Feeds

Scientists spot pulsar with 4 magnetic poles

Double bubble

Securing Web Applications Made Simple and Scalable

The 209th Meeting of the American Astronomical Society (AAS) in Seattle has been entertained by the news that the neutron star within the Crab Nebula may have twice the normal complement of magnetic poles, the BBC reports.

The nature of the star's radio pulse emissions leads the Arecibo Observatory in Puerto Rico to conclude that it possibly has four magnetic poles. Depending on a pulsar's orientation to Earth, its rotation and said emissions issuing forth from the poles will allow detection of one or two pulses. Where two are detected, as is the case in the Crab Nebula, the emissions from the north and south poles should be identical.

In the case of this particular neutron star, however, scientists detected a main pulse, occasionally producing "enormously strong pulses" dubbed "megapulses", and an "interpulse" which were "dramatically different in their profiles".

Tim Hankins, acting director of the Arecibo Observatory in Puerto Rico, explained: "We think we've got a much more complicated magnetic field than the simple dipole model. What we think is that there is another pole, possibly with a partner, that is influencing and distorting the magnetic field."

The four-pole theory is based on the fact that, although the team has spotted just one extra pole, it will likely have an opposite.
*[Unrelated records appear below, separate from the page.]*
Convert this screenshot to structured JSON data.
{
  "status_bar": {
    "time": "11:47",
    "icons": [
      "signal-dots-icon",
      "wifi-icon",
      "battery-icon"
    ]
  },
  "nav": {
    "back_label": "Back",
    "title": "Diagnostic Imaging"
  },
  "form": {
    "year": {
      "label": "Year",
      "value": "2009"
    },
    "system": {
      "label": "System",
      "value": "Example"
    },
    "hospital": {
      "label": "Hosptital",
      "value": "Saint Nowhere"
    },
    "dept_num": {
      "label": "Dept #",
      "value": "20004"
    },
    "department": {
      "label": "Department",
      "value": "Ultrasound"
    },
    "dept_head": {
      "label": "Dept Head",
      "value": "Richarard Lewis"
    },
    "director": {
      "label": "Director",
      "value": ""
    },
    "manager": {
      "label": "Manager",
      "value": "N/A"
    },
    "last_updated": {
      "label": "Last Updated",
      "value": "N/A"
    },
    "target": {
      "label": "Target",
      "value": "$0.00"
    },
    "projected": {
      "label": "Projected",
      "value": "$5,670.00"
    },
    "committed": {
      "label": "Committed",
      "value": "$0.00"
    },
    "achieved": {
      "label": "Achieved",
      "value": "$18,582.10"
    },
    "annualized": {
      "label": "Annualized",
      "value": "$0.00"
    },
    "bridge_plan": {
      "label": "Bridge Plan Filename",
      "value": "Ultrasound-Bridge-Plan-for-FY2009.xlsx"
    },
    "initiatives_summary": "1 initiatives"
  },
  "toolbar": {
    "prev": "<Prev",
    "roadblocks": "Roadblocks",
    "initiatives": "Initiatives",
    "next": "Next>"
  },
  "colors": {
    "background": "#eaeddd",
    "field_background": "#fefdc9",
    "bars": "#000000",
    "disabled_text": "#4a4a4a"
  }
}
The Crab Nebula pulsar was created as a result of a supernova explosion on 4 July 1054 (AD). Professor Hankins pointed out that the explosion may have been "very asymmetric", adding: "Any models you see of supernova explosions are incredibly convoluted. It just doesn't go down as sphere and rebound as a nice sphere. The magnetic pole is frozen in so it gets all mixed up as well." ®

HP ProLiant Gen8: Integrated lifecycle automation

More from The Register

next story
Malaysian Airlines flight MH17 claimed lives of HIV/AIDS cure scientists
Researchers, advocates, health workers among those on shot-down plane
The Sun took a day off last week and made NO sunspots
Someone needs to get that lazy star cooking again before things get cold around here
Mwa-ha-ha-ha! Eccentric billionaire Musk gets his PRIVATE SPACEPORT
In the Lone Star State, perhaps appropriately enough
MARS NEEDS OCEANS to support life - and so do exoplanets
Just being in the Goldilocks zone doesn't mean there'll be anyone to eat the porridge
Diary note: Pluto's close-up is a year from … now!
New Horizons is less than a year from the dwarf planet
Forty-five years ago: FOOTPRINTS FOUND ON MOON
NASA won't be back any time soon, sadly
prev story

Whitepapers

Top three mobile application threats
Prevent sensitive data leakage over insecure channels or stolen mobile devices.
The Essential Guide to IT Transformation
ServiceNow discusses three IT transformations that can help CIO's automate IT services to transform IT and the enterprise.
Mobile application security vulnerability report
The alarming realities regarding the sheer number of applications vulnerable to attack, and the most common and easily addressable vulnerability errors.
How modern custom applications can spur business growth
Learn how to create, deploy and manage custom applications without consuming or expanding the need for scarce, expensive IT resources.
Consolidation: the foundation for IT and business transformation
In this whitepaper learn how effective consolidation of IT and business resources can enable multiple, meaningful business benefits.